Once inside the open courtyard, Calder's fountain and the sensuous movement of mercury commanded immediate attention. At either end of the long and otherwise empty space were Guernica  on the right, and on the left an enormous photograph of a man of friendly countenance and engaging eyes, beneath which were posted the words, FEDERICO GARCIA LORCA, POET KILLED AT GRANADA. Beyond the portico lay a large open-air patio, over which canvas awnings could be pulled on rainy days, leading finally to a small stage and projection booth where visitors could see, if they chose to tarry a while, three films that ran in constant successionSpanish Earth by Dutch filmmaker Joris Evens and American novelist Ernest Hemingway, Madrid '36 by the Spanish director Luis Buñuel, and The Heart of Spain by American photographer Paul Strandeach one a documentary on the larger injustices and daily horrors of the Spanish war.

Near the stage, a long and curving ramp conveyed visitors to the top floor of the boxy main building, where three more busts by Picasso were on display, as was a photograph of the ruins of the town of Gernika accompanied by the French text of Paul Eluard's new poem, "La victorie de Guernica," in which the poet assured the victims of the attack that "your deaths will serve as warning" to the world of what Hitler's war machine was capable.
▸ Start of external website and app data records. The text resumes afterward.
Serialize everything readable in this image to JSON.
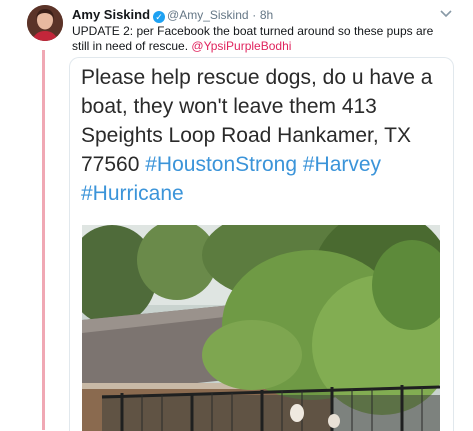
{
  "tweet": {
    "author_name": "Amy Siskind",
    "verified_icon": "verified-badge-icon",
    "handle": "@Amy_Siskind",
    "separator": "·",
    "time": "8h",
    "text_main": "UPDATE 2: per Facebook the boat turned around so these pups are still in need of rescue. ",
    "mention": "@YpsiPurpleBodhi",
    "menu_icon": "chevron-down-icon"
  },
  "embedded": {
    "text_main": "Please help rescue dogs, do u have a boat, they won't leave them 413 Speights Loop Road Hankamer, TX 77560 ",
    "hashtag_1": "#HoustonStrong",
    "hashtag_2": "#Harvey",
    "hashtag_3": "#Hurricane"
  },
  "colors": {
    "mention": "#e0245e",
    "hashtag": "#3b94d9",
    "thread_line": "#f0a8b4",
    "verified": "#1da1f2"
  }
}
The exhibition space of the mid-level gallery was devoted to displays that chronicled the republic's strides toward educational and social reform, and visitors to those exhibits tended to be caught off guard by the intensity of color in Miró's muralwhich filled the stairwell connecting the three levelsand its sharp contrast with the somber presentations. Depending on the day of their visit, people from France and elsewhere in Europeand even a few Americans who had come to the continent to experience the fairwere treated to flamenco, lace-tatting, and cooking demonstrations, as well as decidedly more somber lectures, all of which were conducted at varying locations around the portico, patio, stage, and galleries.
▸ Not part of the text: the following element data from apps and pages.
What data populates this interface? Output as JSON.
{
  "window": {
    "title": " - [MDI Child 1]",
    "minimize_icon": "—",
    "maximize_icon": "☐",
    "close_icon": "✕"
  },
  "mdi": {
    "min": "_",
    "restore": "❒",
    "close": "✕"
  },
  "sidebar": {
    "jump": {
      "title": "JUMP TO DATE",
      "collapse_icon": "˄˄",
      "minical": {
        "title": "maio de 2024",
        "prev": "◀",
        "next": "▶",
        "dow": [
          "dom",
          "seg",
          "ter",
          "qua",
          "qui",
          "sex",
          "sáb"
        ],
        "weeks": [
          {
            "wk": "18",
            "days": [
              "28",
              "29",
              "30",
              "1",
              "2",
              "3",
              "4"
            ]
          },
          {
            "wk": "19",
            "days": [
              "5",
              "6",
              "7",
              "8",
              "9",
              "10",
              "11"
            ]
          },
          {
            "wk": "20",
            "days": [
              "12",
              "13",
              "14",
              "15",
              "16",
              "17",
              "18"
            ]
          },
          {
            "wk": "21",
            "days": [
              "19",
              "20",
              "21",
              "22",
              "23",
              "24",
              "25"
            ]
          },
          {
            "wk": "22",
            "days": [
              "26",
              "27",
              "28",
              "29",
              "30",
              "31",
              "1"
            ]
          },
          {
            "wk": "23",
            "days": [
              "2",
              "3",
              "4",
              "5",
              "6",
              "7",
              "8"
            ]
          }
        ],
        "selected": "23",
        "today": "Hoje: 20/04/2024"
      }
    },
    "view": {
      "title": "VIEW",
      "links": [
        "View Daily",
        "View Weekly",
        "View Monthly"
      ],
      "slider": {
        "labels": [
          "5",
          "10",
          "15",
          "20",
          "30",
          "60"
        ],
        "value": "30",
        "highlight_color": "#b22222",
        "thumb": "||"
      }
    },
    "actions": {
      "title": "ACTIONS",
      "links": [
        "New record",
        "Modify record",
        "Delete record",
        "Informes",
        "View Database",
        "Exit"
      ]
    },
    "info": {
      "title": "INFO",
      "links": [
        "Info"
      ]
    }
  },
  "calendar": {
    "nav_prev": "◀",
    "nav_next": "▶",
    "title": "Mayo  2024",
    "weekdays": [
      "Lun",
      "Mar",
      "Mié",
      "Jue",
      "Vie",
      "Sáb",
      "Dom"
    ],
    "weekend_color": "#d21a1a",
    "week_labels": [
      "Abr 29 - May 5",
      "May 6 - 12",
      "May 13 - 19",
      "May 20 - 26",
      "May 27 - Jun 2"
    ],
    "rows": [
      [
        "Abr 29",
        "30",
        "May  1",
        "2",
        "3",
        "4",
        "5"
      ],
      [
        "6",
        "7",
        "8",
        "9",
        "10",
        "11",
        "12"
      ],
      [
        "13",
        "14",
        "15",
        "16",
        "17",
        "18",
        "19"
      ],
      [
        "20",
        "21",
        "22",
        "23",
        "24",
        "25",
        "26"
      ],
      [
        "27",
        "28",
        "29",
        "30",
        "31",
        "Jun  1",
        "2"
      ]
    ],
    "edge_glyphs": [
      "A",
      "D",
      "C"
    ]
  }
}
There certainly was no common response to the Spanish pavilionso earnest, proletarian, and rather inadequately small-of-scale in comparison with the majority of buildings contributed by other nations. It was the kind of place of which French painter Amadée Ozenfant, a frequent Picasso critic, could nonetheless note, as if composing a letter, "Sunday. I am writing at a little table in the Catalan café of the Spanish pavilion. Sorrowful. The exhibition of Spanish sorrow. Beneath a poignant photograph of orphans one reads: Their parents were all they had had in the world . . . and suffering has made their expressions as profound as those of grown men.

     The huge Guernica by the great Spanish painter is before me. . . . Guernica makes one feel the frightful drama of a great people abandoned to medieval tyrants, and makes one think about that drama. The master has used only those means that properly belong to the visual arts, and yet he has made the whole world understand the immense Spanish tragedyif people have the eyes to see.

Here's proof: A chic young woman goes past my table; she's come down from the second floor where there are exhibitions of Spanish war photographs: one sees children massacred by Christians and Franco's Moors. The woman says to her daughter: "That's all terrifying! It sends shivers down my spine as if I had a spider running down my neck." She looks at Guernica and says to her child, "I don't understand what is going on there, but it makes me feel awful. It's strange, it really makes me feel as if I were being chopped to pieces. Come on, let's go. War is a terrible thing! Poor Spain!" And dragging her kid by the hand, she goes off, uncertain, into the crowd.

Excerpted from Picasso's War by Russell Martin, Copyright© 2002 by Russell Martin. Excerpted by permission of Dutton, a division of Penguin Putnam, Inc. All rights reserved. No part of this excerpt may be reproduced or reprinted without permission in writing from the publisher.